  5. Chicago Tribune, "Quinn backs Jackson, but not in person", March 11, 2012
  6. WBEZ.org, "Jackson's staff sends handful of campaign-related emails from congressional addresses", February 14, 2012
  7. Chicagoist.com, "Jesse Jackson, Jr. Says Pullman Should Be A National Historic site", Retrieved February 16, 2012
  8. CBS Chicago, "Halvorson voted against the president 88 times while in Congress", February 20, 2012
  9. 9.0 9.1 Sun Times "Jackson and Halvorson release competing polls in congressional race", January 18, 2012
  10. NBC Chicago, "Poll: Jackson Leads Halvorson 59-23", March 13, 2012
  11. U.S. Congress House Clerk "Statistics of the Congressional Election of November 2, 2010"
  12. U.S. Congress House Clerk "Statistics of the Congressional Election of November 4, 2008"
  13. U.S. Congress House Clerk "Statistics of the Congressional Election of November 7, 2006"
  14. U.S. Congress House Clerk "Statistics of the Congressional Election of November 2, 2004"
  15. U.S. Congress House Clerk "Statistics of the Congressional Election of November 5, 2002"
  16. U.S. Congress House Clerk "Statistics of the Congressional Election of November 7, 2000"
  17. U.S. Congress House Clerk "Statistics of the Congressional Election of November 3, 1998"
  18. U.S. Congress House Clerk "Statistics of the Congressional Election of November 5, 1996"
  19. Open Secrets "Jesse L. Jackson, Jr. 2010 Election Cycle," Accessed October 30, 2011

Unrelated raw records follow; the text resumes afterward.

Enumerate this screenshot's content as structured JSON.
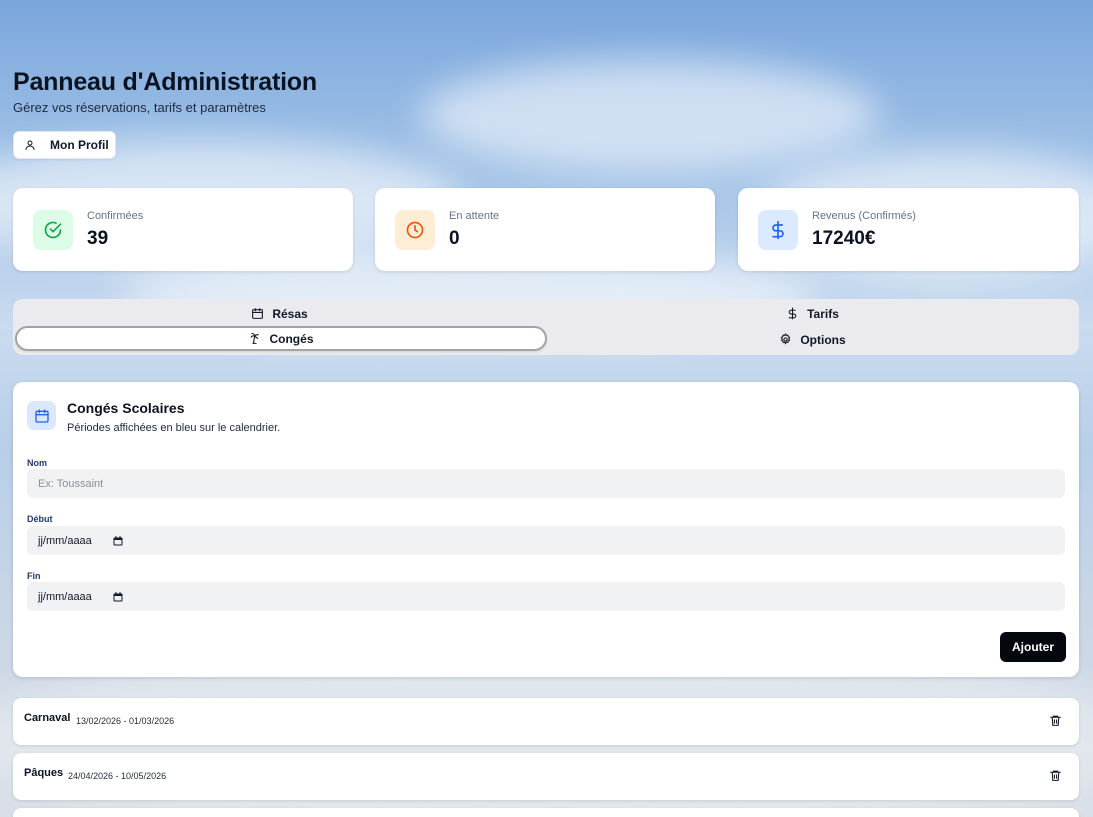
{
  "header": {
    "title": "Panneau d'Administration",
    "subtitle": "Gérez vos réservations, tarifs et paramètres",
    "profile_button": "Mon Profil",
    "profile_icon": "user-icon"
  },
  "stats": [
    {
      "label": "Confirmées",
      "value": "39",
      "icon": "check-circle-icon",
      "color": "#16a34a",
      "bg": "#dcfce7"
    },
    {
      "label": "En attente",
      "value": "0",
      "icon": "clock-icon",
      "color": "#ea580c",
      "bg": "#ffedd5"
    },
    {
      "label": "Revenus (Confirmés)",
      "value": "17240€",
      "icon": "dollar-icon",
      "color": "#2563eb",
      "bg": "#dbeafe"
    }
  ],
  "tabs": [
    {
      "label": "Résas",
      "icon": "calendar-icon",
      "active": false
    },
    {
      "label": "Tarifs",
      "icon": "dollar-icon",
      "active": false
    },
    {
      "label": "Congés",
      "icon": "palm-tree-icon",
      "active": true
    },
    {
      "label": "Options",
      "icon": "gear-icon",
      "active": false
    }
  ],
  "holidays_form": {
    "title": "Congés Scolaires",
    "description": "Périodes affichées en bleu sur le calendrier.",
    "name_label": "Nom",
    "name_placeholder": "Ex: Toussaint",
    "start_label": "Début",
    "start_value": "jj/mm/aaaa",
    "end_label": "Fin",
    "end_value": "jj/mm/aaaa",
    "submit_label": "Ajouter"
  },
  "holidays": [
    {
      "name": "Carnaval",
      "dates": "13/02/2026 - 01/03/2026"
    },
    {
      "name": "Pâques",
      "dates": "24/04/2026 - 10/05/2026"
    }
  ],
  "colors": {
    "accent_blue": "#2563eb",
    "primary_button": "#05070f",
    "tab_bar": "#ebebef"
  }
}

Political offices
Preceded by
Mel Reynolds
U.S. House of Representatives - Illinois District 2
1995–present
Succeeded by
-